Exercises and Assessment


  1. File Validation: Enhance the program to validate if the entered file name is valid (e.g., no invalid characters, restricted file names).
  2. User Confirmation: Implement a feature to ask the user for confirmation before executing any file operations, preventing accidental overwrites.
  3. Error Handling: Introduce robust error handling mechanisms to gracefully handle unexpected scenarios, such as invalid user inputs or file access issues.
  4. Menu Refinement: Refine the user interface by providing a more intuitive menu system, perhaps using a switch statement for better readability and user experience.


Create a scenario-based assessment where learners are given specific requirements to modify the program. Evaluate their ability to implement changes effectively, considering both functionality and code readability.

  1. Scenario: Assume the user wants to save files in different formats (e.g., .txt, .csv). Instruct learners to extend the program to support different file formats dynamically.
  2. Criteria:
    • Correct implementation of file format handling.
    • Proper integration without compromising existing functionality.
    • Clear and concise code documentation.
  3. Feedback: Provide constructive feedback on the code structure, adherence to best practices, and the effectiveness of the implemented features.

Lab Exam with Rubrics:

Design a lab exam that assesses students’ comprehension and application skills in working with file manipulation in C#. Include a set of tasks with specific requirements and allocate points based on predefined rubrics.

  1. Task 1: File Validation (20 points)
    • Requirement: Implement file name validation to ensure it adheres to specific criteria.
    • Rubrics: Points awarded for accuracy, handling edge cases, and maintaining program integrity.
  2. Task 2: Confirmation Mechanism (15 points)
    • Requirement: Add a user confirmation step before executing file operations.
    • Rubrics: Points for correct implementation, user-friendly interface, and preventing accidental data loss.
  3. Task 3: Error Handling (25 points)
    • Requirement: Implement robust error handling to address potential issues during file operations.
    • Rubrics: Points for effectiveness in error identification, user-friendly error messages, and maintaining program stability.
  4. Task 4: Menu Refinement (15 points)
    • Requirement: Refine the user interface using a switch statement for menu options.
    • Rubrics: Points for improved readability, logical organization, and user-centric design.
  5. Task 5: Comprehensive Scenario (25 points)
    • Requirement: Combine previous tasks into a comprehensive scenario, such as saving and appending data to different file formats.
    • Rubrics: Points for successful integration, maintaining code clarity, and meeting specific scenario requirements.


  1. What method is used to create a new file for writing?
    a) OpenText
    b) WriteFile
    c) StreamWriter
    d) File.ReadAllText
  2. Which option appends text to an existing file?
    a) open(“file.txt”, “w”)
    b) open(“file.txt”, “r”)
    c) open(“file.txt”, “a”)
    d) open(“file.txt”, “r+”)
  3. How can you check if a file already exists using C#?
    a) File.Exists(“file.txt”)
    b) StreamWriter.CheckFile(“file.txt”)
    c) File.Open(“file.txt”, FileMode.Open)
    d) Path.GetFullPath(“file.txt”)
  4. What is the purpose of using a using statement with StreamWriter?
    a) To enforce proper indentation.
    b) To ensure automatic file closing.
    c) To improve code readability.
    d) To check for writing errors.
  5. Which is NOT a good practice for writing to text files?
    a) Handling potential exceptions like file not found.
    b) Closing the StreamWriter object after writing.
    c) Using absolute file paths instead of relative paths.
    d) Checking if the user has write permissions before writing.

Related Topics and Articles:

Course Outline in C#

Reading Text File in C#

You may visit our Facebook page for more information, inquiries, and comments.
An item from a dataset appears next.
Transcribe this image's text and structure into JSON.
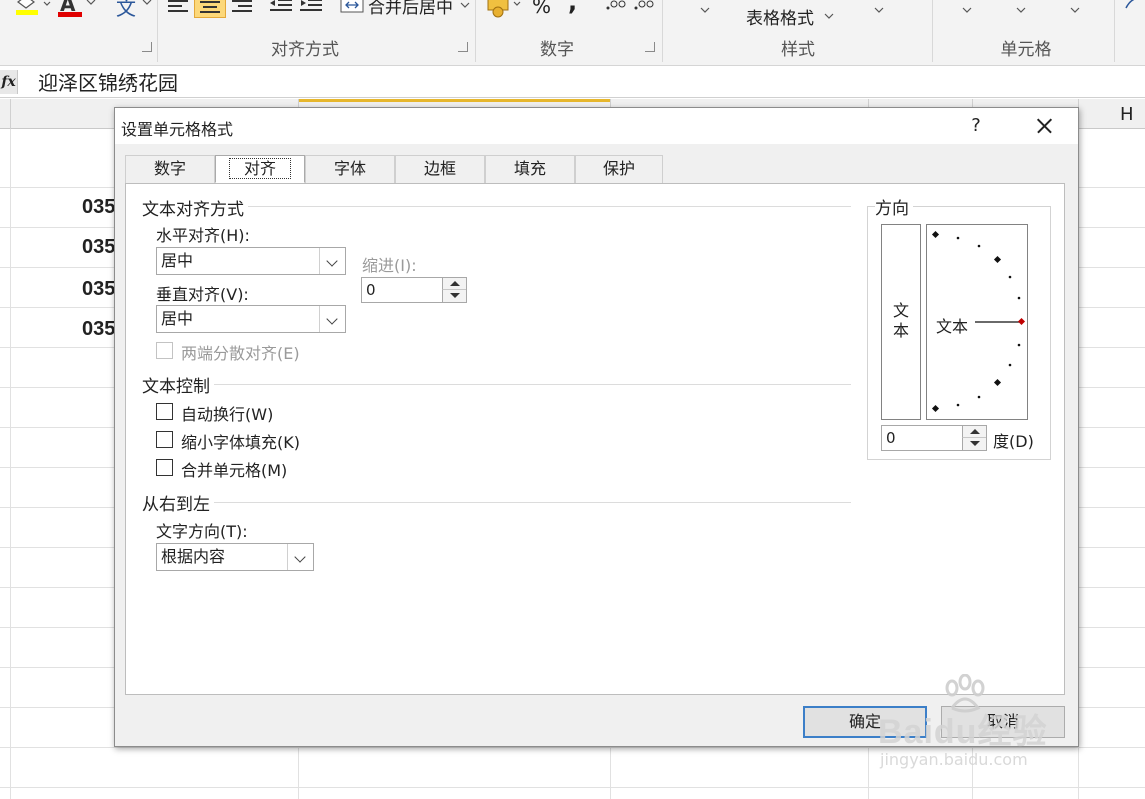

Please subscribe also to our YouTube Channel to receive free capstone projects resources and computer programming tutorials.

Hire our team to do the project.

, , , , , , , , , ,

Post navigation